When we talk about plaque, it is the precursor of tooth decay and gum issues. Therefore, toothpaste is not a necessity, except if you need certain features, such as whitening agents. Nevertheless, even whitening can be achieved through abrasiveness. It will simply depend on the individual’s sensitivities. A fresher mouth can be achieved even with the mechanical action of brushing your teeth.
So what is the role of fluoride? After all, preventing tooth decay can be done with simply brushing, right? Fluoride is essential in toothpaste because it reduces demineralisation, which is known as the first stage leading to tooth decay. People who have mild demineralisation that has not progressed to a full-blown cavity can turn to fluoridated toothpaste for remineralisation. Fluoride is also vital in disrupting dental plaque.
Let us have a scenario. Two patients come to the dentist’s office. One of them uses the “natural” fluoride-free toothpaste while the other uses one with fluoride. Given that all things are equal, from the habits to the food and drink consumption, the dentist will immediately know the difference. One of them would have lower tooth decay potential – and it is certainly the one who uses fluoridated toothpaste.
The final question now is this: do you have to use fluoride toothpaste every day to get its benefits? Since there have been a few concerns about this mineral, wouldn’t it be nice to only brush with it once a week and use fluoride-free toothpaste for the rest of the week?
Unfortunately, you will not gain the benefits you want, particularly with tooth decay prevention, if you do not brush daily with fluoride toothpaste. As always, it is recommended that you brush at least twice a day with a pea-sized amount. It turns out this amount is not only for kids. Although there is no harm in using more, you do not need a lot to get the decay-fighting benefits of fluoride.
The Therapeutic Goods Administration (TGA) approves fluoride as an ingredient in toothpaste for preventing cavities. As long as it stays in the approved amount, there should not be any problem. Before you start using a product, make sure that you read its content.

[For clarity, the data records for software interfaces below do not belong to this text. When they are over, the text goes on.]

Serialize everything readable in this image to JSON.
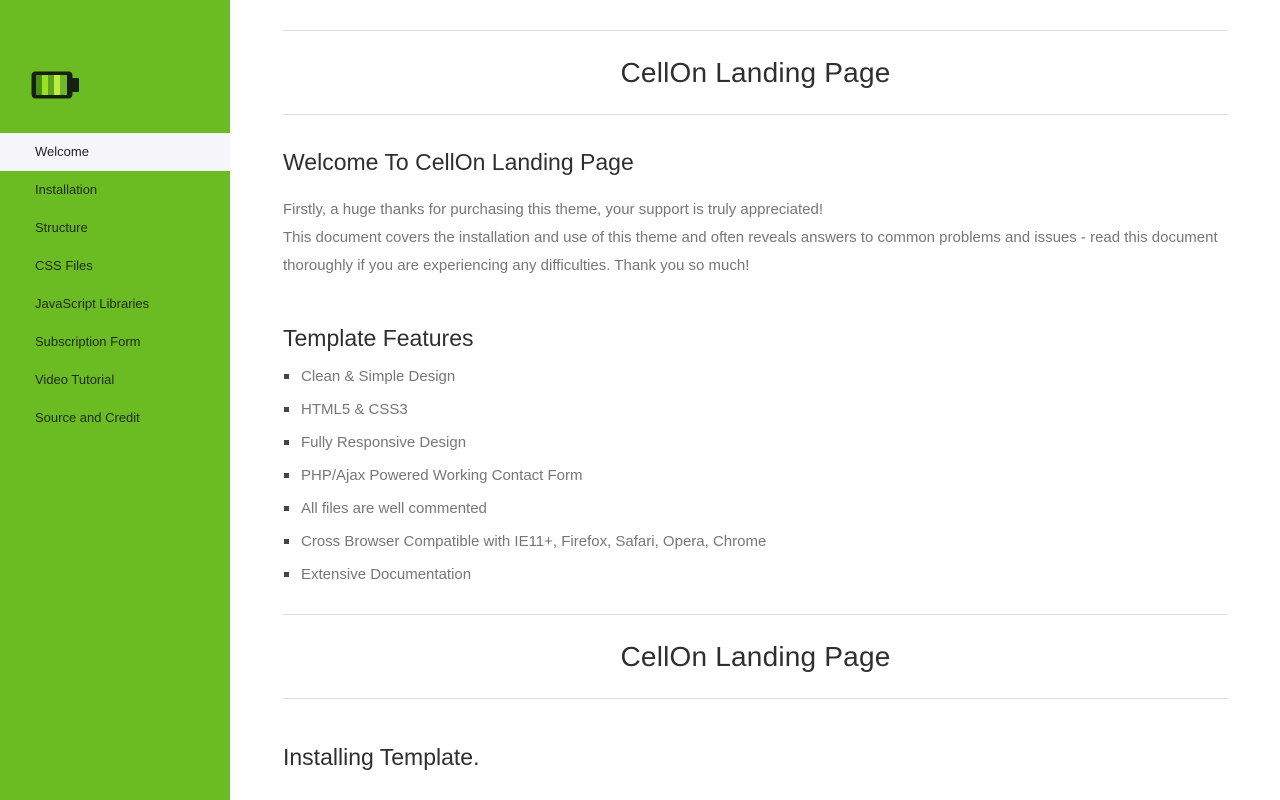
{
  "sidebar": {
    "logo": "battery-icon",
    "items": [
      {
        "label": "Welcome",
        "active": true
      },
      {
        "label": "Installation"
      },
      {
        "label": "Structure"
      },
      {
        "label": "CSS Files"
      },
      {
        "label": "JavaScript Libraries"
      },
      {
        "label": "Subscription Form"
      },
      {
        "label": "Video Tutorial"
      },
      {
        "label": "Source and Credit"
      }
    ]
  },
  "main": {
    "page_title": "CellOn Landing Page",
    "welcome_heading": "Welcome To CellOn Landing Page",
    "intro_line_1": "Firstly, a huge thanks for purchasing this theme, your support is truly appreciated!",
    "intro_line_2": "This document covers the installation and use of this theme and often reveals answers to common problems and issues - read this document thoroughly if you are experiencing any difficulties. Thank you so much!",
    "features_heading": "Template Features",
    "features": [
      "Clean & Simple Design",
      "HTML5 & CSS3",
      "Fully Responsive Design",
      "PHP/Ajax Powered Working Contact Form",
      "All files are well commented",
      "Cross Browser Compatible with IE11+, Firefox, Safari, Opera, Chrome",
      "Extensive Documentation"
    ],
    "second_page_title": "CellOn Landing Page",
    "installing_heading": "Installing Template."
  },
  "colors": {
    "sidebar_green": "#6bbb22",
    "active_item_bg": "#f6f6fa",
    "heading_text": "#2f2f2f",
    "body_text": "#777777"
  }
}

Even trusted brand names can be deceiving because many consumers tend to ignore product labels.
Nevertheless, the fluoride amount should be in the tube or the packaging itself. It may be difficult to locate, but it is usually indicated as PPM F. For bottled water, Australian manufacturers and producers are encouraged to have their products contain 0.6 to 1.1 mg per litre of fluoride. However, the fluoride content should be added in labelling.